When I was a child, I loved our camping holidays, so I was looking forward to taking my own children and rediscovering the joy all over again.
And this is when I discovered a well-kept secret - that camping is only fun for children.
Once you are an adult, it is dismal.
It doesn't seem to be the done thing to admit that you hate camping – at the moment it's enjoying a kind of retro resurgence evidenced by the (admittedly excellent) Cool Camping books with beautiful photography packed with information about where to find your perfect campsite.
But at the end of the day, however 'cool' your campsite is, you will probably still have to trek to the loo in the middle of the night with a torch and look at someone else's spat-out toothpaste while you are brushing your teeth.
The thing I really don't get about camping is that you are going on holiday and yet everything is much less convenient and less comfortable than when you are at home.
Ignoring glamping and pre-erected tents for the moment, once you arrive at your destination, probably tired and hungry and with fractious children after a long drive, you have to struggle to put up your tent and probably end up having a row with your partner about how tight the guy ropes should be when really all you want to do is have a cold beer and eat crisps.
Then, unless you cheat and go to the pub as we invariably end up doing, you have to cook using just one cooking ring which keeps going out. Wine doesn't taste the same out of plastic beakers whatever anyone says and then after dinner, you have to pile all your plastic plates into a washing up bowl and trek to the washing up block where there are never any plugs.
This all makes me feel more like I am on some kind of punishment regime in prison than on holiday.
Then after you've eaten your badly-cooked, mediocre dinner, there's no way the kids are going to go to sleep until it's dark and they're up at first light in the morning, so everyone is already tired and grumpy.
And after the trial of trying to eat cereal with warm UHT milk when you only packed two spoons for four people you get to argue over who is going to slop out the wee bucket. Lovely.
The first time we camped was in the Cotswolds one August, when it was so cold we had to wear tracksuits in bed, despite having an airbed, sheets, pillows and duvet, and the rain came in and made everything wet.
I fail to see how taking a tent down in the pouring rain while the kids sit in the nice warm car watching DVDs is in anyway fun.
Last time we camped was in Spain - it was admittedly a beautiful site recommended by Cool Camping, high up on a cliff overlooking the beach and the weather was fantastic. We did have a great day at the beach but showering in a shower block, however spotless, just somehow never really leaves me feeling clean.
And when we tried to cook dinner ants had got into the cool box and everything looked too vile, wasn't that cold and was quite possibly a food-poisoning risk.
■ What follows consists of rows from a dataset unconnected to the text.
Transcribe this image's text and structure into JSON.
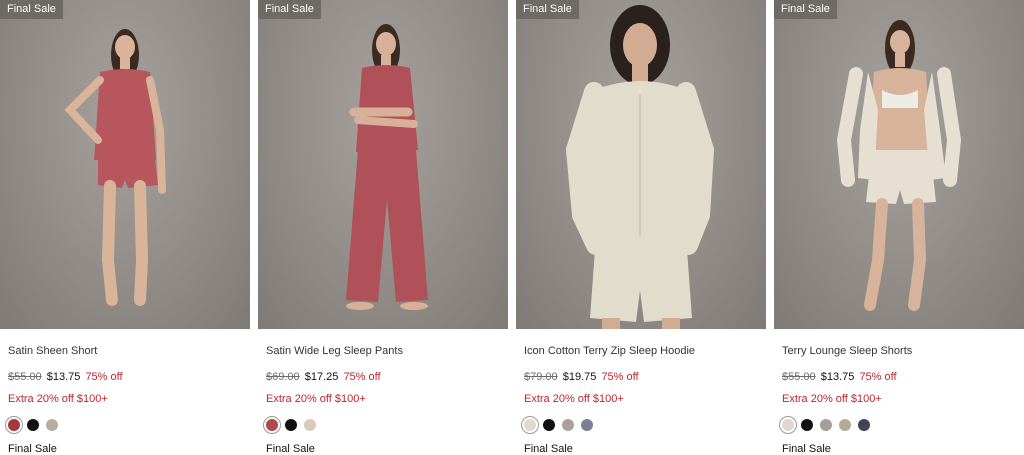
{
  "products": [
    {
      "badge": "Final Sale",
      "name": "Satin Sheen Short",
      "original_price": "$55.00",
      "sale_price": "$13.75",
      "discount": "75% off",
      "promo": "Extra 20% off $100+",
      "swatches": [
        "#a1393d",
        "#111111",
        "#b9ad9f"
      ],
      "final_label": "Final Sale",
      "image_icon": "model-satin-short",
      "colors": {
        "garment": "#b7575d",
        "skin": "#d9b49a",
        "hair": "#3a2a22"
      }
    },
    {
      "badge": "Final Sale",
      "name": "Satin Wide Leg Sleep Pants",
      "original_price": "$69.00",
      "sale_price": "$17.25",
      "discount": "75% off",
      "promo": "Extra 20% off $100+",
      "swatches": [
        "#b2474d",
        "#111111",
        "#d7cbbd"
      ],
      "final_label": "Final Sale",
      "image_icon": "model-wide-leg-pants",
      "colors": {
        "garment": "#b05058",
        "skin": "#d7b09a",
        "hair": "#3a2a22"
      }
    },
    {
      "badge": "Final Sale",
      "name": "Icon Cotton Terry Zip Sleep Hoodie",
      "original_price": "$79.00",
      "sale_price": "$19.75",
      "discount": "75% off",
      "promo": "Extra 20% off $100+",
      "swatches": [
        "#e1dacc",
        "#111111",
        "#a9a29c",
        "#7a7f94"
      ],
      "final_label": "Final Sale",
      "image_icon": "model-zip-hoodie",
      "colors": {
        "garment": "#e2dccd",
        "skin": "#d2ac92",
        "hair": "#2b211c"
      }
    },
    {
      "badge": "Final Sale",
      "name": "Terry Lounge Sleep Shorts",
      "original_price": "$55.00",
      "sale_price": "$13.75",
      "discount": "75% off",
      "promo": "Extra 20% off $100+",
      "swatches": [
        "#e3d7cd",
        "#111111",
        "#a59f95",
        "#b7aa95",
        "#3f4354"
      ],
      "final_label": "Final Sale",
      "image_icon": "model-lounge-shorts",
      "colors": {
        "garment": "#e6dfd2",
        "skin": "#d6b39a",
        "hair": "#3a2a22"
      }
    }
  ]
}
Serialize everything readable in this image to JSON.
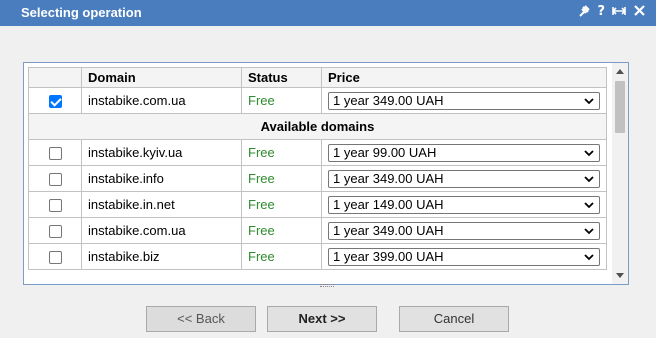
{
  "window": {
    "title": "Selecting operation"
  },
  "titlebar_icons": [
    "pin-icon",
    "help-icon",
    "maximize-icon",
    "close-icon"
  ],
  "table": {
    "headers": [
      "",
      "Domain",
      "Status",
      "Price"
    ],
    "selected": [
      {
        "checked": true,
        "domain": "instabike.com.ua",
        "status": "Free",
        "price": "1 year 349.00 UAH"
      }
    ],
    "group_label": "Available domains",
    "available": [
      {
        "checked": false,
        "domain": "instabike.kyiv.ua",
        "status": "Free",
        "price": "1 year 99.00 UAH"
      },
      {
        "checked": false,
        "domain": "instabike.info",
        "status": "Free",
        "price": "1 year 349.00 UAH"
      },
      {
        "checked": false,
        "domain": "instabike.in.net",
        "status": "Free",
        "price": "1 year 149.00 UAH"
      },
      {
        "checked": false,
        "domain": "instabike.com.ua",
        "status": "Free",
        "price": "1 year 349.00 UAH"
      },
      {
        "checked": false,
        "domain": "instabike.biz",
        "status": "Free",
        "price": "1 year 399.00 UAH"
      }
    ]
  },
  "buttons": {
    "back": "<< Back",
    "next": "Next >>",
    "cancel": "Cancel"
  },
  "colors": {
    "titlebar": "#4a7dbd",
    "status_free": "#2e8b2e",
    "checkbox_checked": "#0075ff"
  }
}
So we went to a nice clean tapas bar instead, which is of course the only civilised thing to do anyway.
And it's not just me. My friend Kelly says she 'loves the idea of camping, but have done it enough to be infuriated with the reality'. She lists among her pet hates 'family campsites where the family in the adjoining tent things it's hilarious that their "curious" and "into everything" snot-encrusted toddler is in your tent every five minutes rummaging through your dirty knicker bag. Ditto families who bring their supposedly friendly dog which spends its time barking/stealing food/chasing my son every time he gets a football out.'
For others, it's the domestic drudgery which is off-putting. Katrina says: 'I loathe camping but am forced to do it every now and again for the kids. I have absolutely no desire to resort to primeval caveman tactics of rough sleeping to have a holiday. I bought a dishwasher so I didn't have to wash up in a bowl so why on earth would I want to go back to it? Camping is not a holiday for mums – just a lot of hard work!'
And Olivia was put off camping when she did it to gain a Duke of Edinburgh Bronze Award...in 1991. She says: 'You'll only ever get me under canvas these days if there's a parquet dance floor involved.'
I couldn't agree more.
Catherine Cooper is author of Travelling with Children: A Parent's Guide, £9.99.
Your kids may love camping, but what about you - do you love it or hate it?
What's the worst experience you've ever had camping?